Anzac Day, on April 25, is the anniversary of the landing of the Australian and New Zealand Army Corps at Gallipoli during World War I in 1915. The Australian and New Zealander soldiers were part of an Allied expedition that set out to capture the Gallipoli Peninsula. Close to 3000 New Zealand soldiers died during the eight-month Gallipoli campaign.
Anzac Day has been a public holiday in New Zealand since 1921. However, it was observed as early as 1916. A civic delegation in Wellington persuaded the government to gazette April 25 as a general half-day holiday. By 1920 it was apparent that most New Zealanders wanted Anzac Day observed as a sacred day and later that year the government introduced a bill to make Anzac Day a national holiday. You can check the hotel information in [url=http://list-of-hotels.com]list of hotels [/url]or find more attractions in New Zealand by[url=http://attractions.bz] attractions guide[/url].

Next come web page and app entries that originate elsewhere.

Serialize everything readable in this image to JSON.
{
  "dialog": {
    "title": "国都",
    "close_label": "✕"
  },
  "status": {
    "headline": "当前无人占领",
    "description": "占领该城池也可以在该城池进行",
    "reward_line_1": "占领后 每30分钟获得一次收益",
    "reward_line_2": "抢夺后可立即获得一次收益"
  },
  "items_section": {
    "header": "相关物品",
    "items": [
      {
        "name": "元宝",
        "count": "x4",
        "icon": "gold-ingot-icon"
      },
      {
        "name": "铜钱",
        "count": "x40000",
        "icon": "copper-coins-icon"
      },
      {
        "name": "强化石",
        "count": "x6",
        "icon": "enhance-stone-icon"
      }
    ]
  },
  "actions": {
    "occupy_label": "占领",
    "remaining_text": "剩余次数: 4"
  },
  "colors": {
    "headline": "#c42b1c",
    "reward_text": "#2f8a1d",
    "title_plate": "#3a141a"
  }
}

Many New Zealanders attend parades, dawn services or commemorative ceremonies on Anzac Day. The Anzac Day parades involve returned service personnel wearing their medals while marching behind banners. Defence force members, cadets and youth organizations also join in the parade.It’s also common to lay wreaths to remember New Zealanders who fought and died in past wars and conflicts. Some people travel to be part of a commemorative service at Gallipoli, in Turkey, on Anzac Day.
Services begin before dawn, as members of the defence services march to their local memorial (almost every town, large and small, in New Zealand and Australia, have a war memorial, or an "ANZAC Square") where members of the public and community leaders join them for a Dawn Service. A catafalque guard of honour around the war memorial is provided by Uniformed service personnel. The service is marked by the National Anthem, hymns, a piper, laying of ANZAC wreaths and the ANZAC Dedication which incorporates the final verse of Laurence Binyon's "For the Fallen": They shall grow not old, as we that are left grow old; Age shall not weary them nor the years condemn. At the going down of the sun and in the morning We will remember them.
Finally, a single bugler sounds the Last Post, followed by a minute's silence, and the sounding of Reveille.
Anzac Day in New Zealand